» **PROBLEM TO SOLVE**: Could you output the complete listing given below exactly?

» **PROVIDED DATA**:

==================================================

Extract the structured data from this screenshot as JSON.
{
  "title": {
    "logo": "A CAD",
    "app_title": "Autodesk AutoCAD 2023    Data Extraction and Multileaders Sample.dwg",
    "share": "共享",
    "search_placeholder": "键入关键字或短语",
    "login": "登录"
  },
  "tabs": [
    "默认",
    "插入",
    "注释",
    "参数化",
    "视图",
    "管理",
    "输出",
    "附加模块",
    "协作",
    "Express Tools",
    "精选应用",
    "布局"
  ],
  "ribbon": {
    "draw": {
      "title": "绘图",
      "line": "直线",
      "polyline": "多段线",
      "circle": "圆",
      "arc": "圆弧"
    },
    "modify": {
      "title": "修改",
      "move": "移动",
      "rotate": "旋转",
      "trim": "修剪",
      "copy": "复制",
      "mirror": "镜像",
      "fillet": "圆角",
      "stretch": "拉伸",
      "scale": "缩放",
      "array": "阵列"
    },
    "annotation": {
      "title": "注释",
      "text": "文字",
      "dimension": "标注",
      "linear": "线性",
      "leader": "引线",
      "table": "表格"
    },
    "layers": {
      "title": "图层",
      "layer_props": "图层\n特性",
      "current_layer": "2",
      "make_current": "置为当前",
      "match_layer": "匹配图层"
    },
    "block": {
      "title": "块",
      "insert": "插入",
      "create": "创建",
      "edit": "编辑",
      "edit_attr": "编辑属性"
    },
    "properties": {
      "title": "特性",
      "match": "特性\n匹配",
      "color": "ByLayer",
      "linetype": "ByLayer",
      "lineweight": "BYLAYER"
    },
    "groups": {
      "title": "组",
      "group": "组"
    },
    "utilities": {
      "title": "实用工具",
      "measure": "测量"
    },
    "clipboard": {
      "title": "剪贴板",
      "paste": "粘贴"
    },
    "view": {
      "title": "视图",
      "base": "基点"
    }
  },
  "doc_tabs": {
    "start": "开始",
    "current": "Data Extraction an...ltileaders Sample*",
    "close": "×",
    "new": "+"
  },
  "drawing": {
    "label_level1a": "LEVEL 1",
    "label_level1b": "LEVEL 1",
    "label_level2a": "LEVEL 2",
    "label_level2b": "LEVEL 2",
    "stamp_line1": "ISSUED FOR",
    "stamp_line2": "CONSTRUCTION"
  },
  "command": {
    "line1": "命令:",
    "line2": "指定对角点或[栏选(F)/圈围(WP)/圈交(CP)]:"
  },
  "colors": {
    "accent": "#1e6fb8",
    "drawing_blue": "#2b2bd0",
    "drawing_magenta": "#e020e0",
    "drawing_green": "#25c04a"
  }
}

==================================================

» **EXERCISE RESULT**:
Extract the structured data from this screenshot as JSON.
{
  "title": {
    "logo": "A CAD",
    "app_title": "Autodesk AutoCAD 2023    Data Extraction and Multileaders Sample.dwg",
    "share": "共享",
    "search_placeholder": "键入关键字或短语",
    "login": "登录"
  },
  "tabs": [
    "默认",
    "插入",
    "注释",
    "参数化",
    "视图",
    "管理",
    "输出",
    "附加模块",
    "协作",
    "Express Tools",
    "精选应用",
    "布局"
  ],
  "ribbon": {
    "draw": {
      "title": "绘图",
      "line": "直线",
      "polyline": "多段线",
      "circle": "圆",
      "arc": "圆弧"
    },
    "modify": {
      "title": "修改",
      "move": "移动",
      "rotate": "旋转",
      "trim": "修剪",
      "copy": "复制",
      "mirror": "镜像",
      "fillet": "圆角",
      "stretch": "拉伸",
      "scale": "缩放",
      "array": "阵列"
    },
    "annotation": {
      "title": "注释",
      "text": "文字",
      "dimension": "标注",
      "linear": "线性",
      "leader": "引线",
      "table": "表格"
    },
    "layers": {
      "title": "图层",
      "layer_props": "图层\n特性",
      "current_layer": "2",
      "make_current": "置为当前",
      "match_layer": "匹配图层"
    },
    "block": {
      "title": "块",
      "insert": "插入",
      "create": "创建",
      "edit": "编辑",
      "edit_attr": "编辑属性"
    },
    "properties": {
      "title": "特性",
      "match": "特性\n匹配",
      "color": "ByLayer",
      "linetype": "ByLayer",
      "lineweight": "BYLAYER"
    },
    "groups": {
      "title": "组",
      "group": "组"
    },
    "utilities": {
      "title": "实用工具",
      "measure": "测量"
    },
    "clipboard": {
      "title": "剪贴板",
      "paste": "粘贴"
    },
    "view": {
      "title": "视图",
      "base": "基点"
    }
  },
  "doc_tabs": {
    "start": "开始",
    "current": "Data Extraction an...ltileaders Sample*",
    "close": "×",
    "new": "+"
  },
  "drawing": {
    "label_level1a": "LEVEL 1",
    "label_level1b": "LEVEL 1",
    "label_level2a": "LEVEL 2",
    "label_level2b": "LEVEL 2",
    "stamp_line1": "ISSUED FOR",
    "stamp_line2": "CONSTRUCTION"
  },
  "command": {
    "line1": "命令:",
    "line2": "指定对角点或[栏选(F)/圈围(WP)/圈交(CP)]:"
  },
  "colors": {
    "accent": "#1e6fb8",
    "drawing_blue": "#2b2bd0",
    "drawing_magenta": "#e020e0",
    "drawing_green": "#25c04a"
  }
}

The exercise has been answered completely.